A Nobel Prize-winning neuroscientist and author of In Search of Memory documents the work of five leading minds including Sigmund Freud and Gustave Klimt in 1900 Vienna, revealing how their critical breakthroughs in science, medicine and art laid the groundwork for present-day discoveries in brain science.
Traces the parallel stories of 19th century art patron Charles Ephrussi and his unique collection of 264 miniature netsuke — Japanese ivory carvings — documenting Ephrussi's relationship with Marcel Proust and the impact of the Holocaust on his cosmopolitan family.
In Blown Covers, Françoise Mouly — The New Yorker's art editor since 1993 — explains how she selects each issue's topical, iconic cover image and gives readers a glimpse at some of the juicier images that didn't make the cut.
A collection of posts from illustrator and designer Christoph Niemann's visual blog for The New York Times. Niemann turns mundane experiences such as riding the subway or trying to get a good night's sleep into flights of visual fancy.
Anne-Marie O'Connor recounts the events that shaped the creation of Gustav Klimt's most famous portrait, describing the story of the salon hostess who was his model and the painting's fate.
Da Vinci's Ghost recounts the intellectual journey behind the creation of Leonardo da Vinci's Vitruvian Man and how the drawing represents the momentous period in Western history when the Middle Ages gave way to the Renaissance.

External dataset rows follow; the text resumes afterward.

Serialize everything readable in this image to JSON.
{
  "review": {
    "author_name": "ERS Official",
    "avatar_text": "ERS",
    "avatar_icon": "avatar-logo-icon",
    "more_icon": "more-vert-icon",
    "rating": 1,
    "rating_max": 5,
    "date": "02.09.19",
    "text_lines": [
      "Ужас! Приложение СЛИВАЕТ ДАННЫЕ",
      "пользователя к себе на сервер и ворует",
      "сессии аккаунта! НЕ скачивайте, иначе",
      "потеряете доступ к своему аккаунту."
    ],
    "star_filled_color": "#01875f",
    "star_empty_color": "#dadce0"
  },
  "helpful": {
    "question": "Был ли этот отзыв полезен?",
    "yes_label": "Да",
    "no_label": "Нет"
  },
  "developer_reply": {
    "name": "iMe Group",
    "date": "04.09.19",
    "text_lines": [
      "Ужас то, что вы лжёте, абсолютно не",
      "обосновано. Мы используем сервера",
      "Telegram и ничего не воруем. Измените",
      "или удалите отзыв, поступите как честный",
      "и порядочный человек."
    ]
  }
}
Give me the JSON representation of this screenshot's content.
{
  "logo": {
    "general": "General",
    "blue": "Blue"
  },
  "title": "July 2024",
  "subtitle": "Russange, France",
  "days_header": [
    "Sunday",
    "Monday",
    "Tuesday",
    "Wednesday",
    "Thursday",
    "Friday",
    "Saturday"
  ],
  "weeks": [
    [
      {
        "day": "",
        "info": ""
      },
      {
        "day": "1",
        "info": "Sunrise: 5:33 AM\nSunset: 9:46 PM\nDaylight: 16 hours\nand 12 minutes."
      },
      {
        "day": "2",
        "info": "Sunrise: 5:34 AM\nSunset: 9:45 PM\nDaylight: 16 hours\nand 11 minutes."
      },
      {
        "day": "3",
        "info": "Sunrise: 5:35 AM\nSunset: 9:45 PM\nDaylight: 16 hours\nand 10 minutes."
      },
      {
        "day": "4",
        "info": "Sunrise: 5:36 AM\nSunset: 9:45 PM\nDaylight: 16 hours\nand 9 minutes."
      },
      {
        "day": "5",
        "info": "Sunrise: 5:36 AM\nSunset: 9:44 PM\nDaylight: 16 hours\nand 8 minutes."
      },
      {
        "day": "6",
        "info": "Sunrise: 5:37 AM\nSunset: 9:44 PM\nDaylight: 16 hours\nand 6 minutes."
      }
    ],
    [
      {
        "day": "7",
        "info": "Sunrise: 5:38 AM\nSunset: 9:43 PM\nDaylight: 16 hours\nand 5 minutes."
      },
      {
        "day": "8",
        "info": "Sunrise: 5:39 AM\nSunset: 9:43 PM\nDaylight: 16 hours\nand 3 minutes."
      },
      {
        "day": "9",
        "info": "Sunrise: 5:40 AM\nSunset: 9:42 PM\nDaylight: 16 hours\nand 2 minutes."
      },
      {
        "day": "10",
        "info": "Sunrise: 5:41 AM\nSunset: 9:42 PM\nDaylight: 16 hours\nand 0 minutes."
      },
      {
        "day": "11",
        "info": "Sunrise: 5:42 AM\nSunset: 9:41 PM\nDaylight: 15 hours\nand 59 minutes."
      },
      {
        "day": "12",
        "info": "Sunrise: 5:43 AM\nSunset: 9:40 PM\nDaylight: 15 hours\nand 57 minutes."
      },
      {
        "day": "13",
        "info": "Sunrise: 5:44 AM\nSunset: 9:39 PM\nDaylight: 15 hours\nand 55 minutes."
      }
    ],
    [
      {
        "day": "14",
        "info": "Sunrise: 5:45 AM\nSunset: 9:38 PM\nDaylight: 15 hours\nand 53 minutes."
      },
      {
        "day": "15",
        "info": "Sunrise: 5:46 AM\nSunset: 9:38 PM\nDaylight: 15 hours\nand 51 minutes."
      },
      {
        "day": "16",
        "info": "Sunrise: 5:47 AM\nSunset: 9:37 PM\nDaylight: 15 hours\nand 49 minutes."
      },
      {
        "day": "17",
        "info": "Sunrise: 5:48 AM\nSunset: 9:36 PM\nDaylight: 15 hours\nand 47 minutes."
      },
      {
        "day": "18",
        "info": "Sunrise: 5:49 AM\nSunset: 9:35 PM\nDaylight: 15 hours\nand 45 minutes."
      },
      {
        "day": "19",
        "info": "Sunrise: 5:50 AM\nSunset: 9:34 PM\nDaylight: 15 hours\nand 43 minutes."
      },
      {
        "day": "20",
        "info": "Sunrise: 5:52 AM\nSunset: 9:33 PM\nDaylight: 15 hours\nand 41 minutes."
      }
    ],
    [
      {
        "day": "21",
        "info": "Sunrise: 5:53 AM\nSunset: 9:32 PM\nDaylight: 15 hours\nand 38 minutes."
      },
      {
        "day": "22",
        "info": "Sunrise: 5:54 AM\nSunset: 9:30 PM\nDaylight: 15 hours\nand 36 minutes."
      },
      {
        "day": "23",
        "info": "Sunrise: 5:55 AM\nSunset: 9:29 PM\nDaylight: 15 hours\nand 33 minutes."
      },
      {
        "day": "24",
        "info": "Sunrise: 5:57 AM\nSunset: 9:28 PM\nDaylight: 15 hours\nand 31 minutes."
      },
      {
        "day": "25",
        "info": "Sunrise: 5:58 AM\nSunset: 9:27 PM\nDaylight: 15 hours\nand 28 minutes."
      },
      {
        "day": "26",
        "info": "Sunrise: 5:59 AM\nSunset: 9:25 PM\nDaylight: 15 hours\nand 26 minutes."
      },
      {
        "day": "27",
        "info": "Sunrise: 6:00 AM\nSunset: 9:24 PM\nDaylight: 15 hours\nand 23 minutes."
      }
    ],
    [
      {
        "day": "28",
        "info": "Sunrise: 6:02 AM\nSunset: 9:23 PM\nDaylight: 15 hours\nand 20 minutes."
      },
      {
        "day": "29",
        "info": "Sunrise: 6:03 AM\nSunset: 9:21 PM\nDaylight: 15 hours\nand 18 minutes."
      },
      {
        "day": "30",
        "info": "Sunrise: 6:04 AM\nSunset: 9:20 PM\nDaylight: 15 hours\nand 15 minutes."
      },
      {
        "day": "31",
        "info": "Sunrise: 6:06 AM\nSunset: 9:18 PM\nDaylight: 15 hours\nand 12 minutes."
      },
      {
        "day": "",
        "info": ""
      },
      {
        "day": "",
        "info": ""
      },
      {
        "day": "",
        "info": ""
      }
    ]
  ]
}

Offers illustrated postcards from the PostSecret website sent in by people who anonymously reveal secrets from their past which they have never told to anyone, presenting a full range of emotions.